The Elton John AIDS Foundation, the Elizabeth Taylor AIDS Foundation, and the Aileen Getty Foundation have announced they are joining forces to award an expanded series of grants aimed at “ending the AIDS epidemic in the Southern United States.”
In an April 9 statement, officials with the three foundations said they would be awarding grants for $625,000 each to 12 organizations that would seek to end, among other things, the disproportionate impact of AIDS in the South on young people and communities of color.
“We’re thrilled to have the Aileen Getty Foundation join our existing partners at The Elizabeth Taylor AIDS Foundation, making this one of the largest philanthropic partnerships addressing AIDS in the Southern United States,” said Elton John AIDS Foundation Chair David Furnish.

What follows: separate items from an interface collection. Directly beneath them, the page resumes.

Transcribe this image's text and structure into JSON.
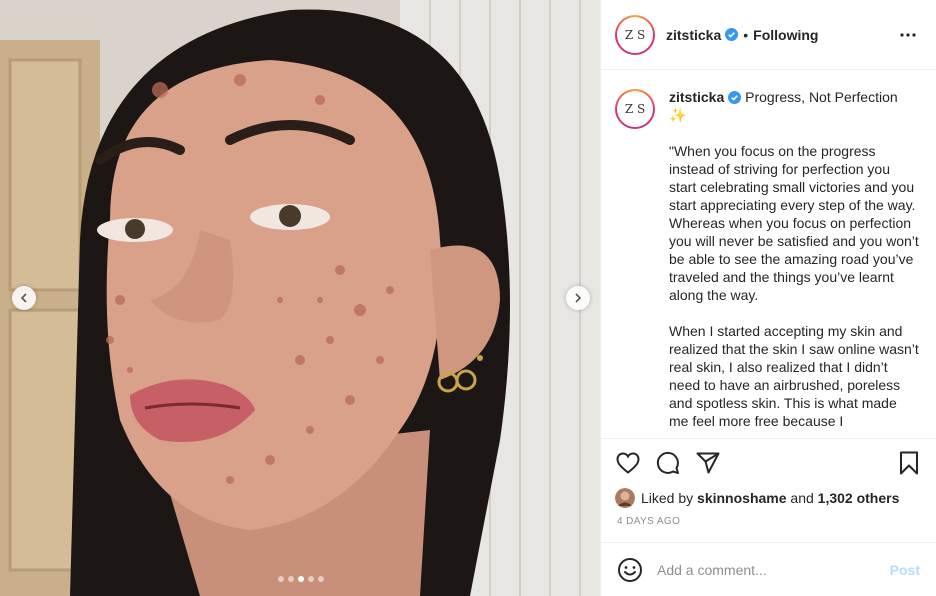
{
  "post": {
    "username": "zitsticka",
    "avatar_text": "Z S",
    "verified_icon": "verified-badge-icon",
    "separator": "•",
    "follow_status": "Following",
    "more_icon": "more-options-icon",
    "caption": {
      "title": "Progress, Not Perfection",
      "title_emoji": "✨",
      "paragraphs": [
        "\"When you focus on the progress instead of striving for perfection you start celebrating small victories and you start appreciating every step of the way. Whereas when you focus on perfection you will never be satisfied and you won’t be able to see the amazing road you’ve traveled and the things you’ve learnt along the way.",
        "When I started accepting my skin and realized that the skin I saw online wasn’t real skin, I also realized that I didn’t need to have an airbrushed, poreless and spotless skin. This is what made me feel more free because I"
      ]
    },
    "likes": {
      "prefix": "Liked by",
      "liker": "skinnoshame",
      "connector": "and",
      "others": "1,302 others"
    },
    "timestamp": "4 DAYS AGO",
    "comment": {
      "placeholder": "Add a comment...",
      "post_label": "Post"
    },
    "carousel": {
      "slide_count": 5,
      "active_index": 2
    }
  },
  "colors": {
    "accent_blue": "#3897f0",
    "post_button_disabled": "#b2dffc",
    "muted_text": "#8e8e8e",
    "border": "#efefef"
  }
}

“By bringing particular focus on the needs and aspirations of young people and communities of color, and by delivering support to community-rooted organizations that have been engaging the epidemic for years, this partnership has incredible potential to reduce transmissions, improve quality of life, and speed the South’s progress toward an AIDS-free generation,” Furnish said.
Among the projects the grants will support, according to a statement released by the Elton John AIDS Foundation, are a “welcoming, affirming, and safe center for LGBTQ youth” in Birmingham, Ala.; “comprehensive and LGBTQ-inclusive youth wellness services” in Corpus Christi, Texas; “HIV-specific services, including pre- and post-exposure prophylaxis education” in Memphis, Tenn.; and “expanded mobilization and advocacy programs for LGBTQ youth of color” in Atlanta, Ga.
“Elizabeth Taylor AIDS Foundation is once again extremely honored and humbled to be on the forefront of a transformative HIV response in the U.S. south in concert with Elizabeth Taylor’s dear friend, Elton John, and family member, Aileen Getty,” said Joel Goldman, managing director of the Taylor Foundation.